I wrote about Terkel and the hall last year, after it had once again ignored him, and the steering committee seems to have gotten the message. Though it can only nominate living broadcast veterans to the hall (members of the hall of fame and its parent Museum of Broadcast Communications, and the public, do the voting), the steering committee can put them in the hall on its own authority if they’re dead, and Terkel died last October at the age of 96.
Bruce DuMont is founder and chairman of the museum and hall of fame.
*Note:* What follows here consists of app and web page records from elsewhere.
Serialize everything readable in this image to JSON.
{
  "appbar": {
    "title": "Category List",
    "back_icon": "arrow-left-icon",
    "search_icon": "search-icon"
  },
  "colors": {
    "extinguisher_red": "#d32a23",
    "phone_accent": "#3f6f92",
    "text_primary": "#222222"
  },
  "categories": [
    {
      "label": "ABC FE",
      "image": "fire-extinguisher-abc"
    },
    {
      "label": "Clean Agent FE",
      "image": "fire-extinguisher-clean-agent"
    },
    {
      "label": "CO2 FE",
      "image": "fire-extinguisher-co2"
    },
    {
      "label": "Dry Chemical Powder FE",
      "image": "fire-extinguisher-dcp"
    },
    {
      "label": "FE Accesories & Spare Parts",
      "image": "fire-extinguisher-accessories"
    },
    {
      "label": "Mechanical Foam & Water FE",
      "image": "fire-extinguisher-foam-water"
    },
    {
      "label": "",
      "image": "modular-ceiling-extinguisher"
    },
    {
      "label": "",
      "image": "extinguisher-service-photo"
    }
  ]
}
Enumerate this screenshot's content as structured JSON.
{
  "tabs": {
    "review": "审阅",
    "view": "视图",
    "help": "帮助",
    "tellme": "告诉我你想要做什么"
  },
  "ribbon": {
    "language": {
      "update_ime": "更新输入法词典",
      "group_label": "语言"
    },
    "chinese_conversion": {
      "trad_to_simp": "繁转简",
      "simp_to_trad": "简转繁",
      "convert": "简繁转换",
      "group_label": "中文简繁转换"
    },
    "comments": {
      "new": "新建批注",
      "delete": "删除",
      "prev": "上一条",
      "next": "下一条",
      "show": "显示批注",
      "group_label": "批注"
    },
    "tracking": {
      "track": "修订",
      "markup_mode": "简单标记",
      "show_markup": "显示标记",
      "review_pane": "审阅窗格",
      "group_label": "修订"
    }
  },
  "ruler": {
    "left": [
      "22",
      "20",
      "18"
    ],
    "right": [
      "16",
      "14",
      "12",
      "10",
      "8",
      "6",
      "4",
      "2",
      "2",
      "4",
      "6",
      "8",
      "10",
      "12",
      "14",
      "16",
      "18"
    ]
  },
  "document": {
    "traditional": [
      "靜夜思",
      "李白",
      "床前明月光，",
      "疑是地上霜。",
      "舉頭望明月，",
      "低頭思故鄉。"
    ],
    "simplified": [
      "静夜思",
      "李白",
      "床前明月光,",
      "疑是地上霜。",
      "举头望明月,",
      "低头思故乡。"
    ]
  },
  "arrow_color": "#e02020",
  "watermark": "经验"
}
Patner writes, “Last summer DuMont said that Studs and his many fans should just accept that Studs was the Ron Santo of Radio Hall of Fame exclusion. Maybe someone should call up the great former Cub in the Wrigley Field broadcast booth and let him know that if he would just die Cooperstown would surely suspend its rules and hurry him right in.”
Here’s what DuMont said about Santo, and where and why he said it. Last July, the Reader‘s “The Business” columnist Deanna Isaacs wrote a column on the outrage among gay activists at the election of Focus on the Family‘s James Dobson to the hall of fame. Dobson was in and once again Terkel wasn’t, Isaacs noted, and neither were Steve Dahl and Howard Stern.
DuMont responded online. He said in part, “FACT: Steve Dahl and Howard Stern have each been nominated for the National Radio Hall of Fame three previous times—and both have failed to win enough votes for induction each time. In Baseball Hall of Fame balloting, Ron Santo has suffered a similar disappointment.”
So to be precise, DuMont was comparing Santo to Dahl and Stern, not to Terkel. Like Santo, Dahl and Stern had at least made it onto a hall of fame ballot. Terkel never got that far.
Anyway, now that we’re talking about Ron Santo, here’s a suggestion for DuMont and for Santo’s army of fans. Instead of holding up Santo as a symbol of eternal disappointment, put him in the hall of fame you have some say over. Another of this year’s posthumous inductees to the National Radio Hall of Fame is Harry Kalas, the voice of the Philadelphia Phillies from 1971 until his death this April. Since he joined WGN in 1990, Santo has been the voice — not to mention soul — of the Cubs. Studs Terkel didn’t need DuMont’s hall. Santo would grace it, enhance it, and I’m sure feel very pleased to be part of it.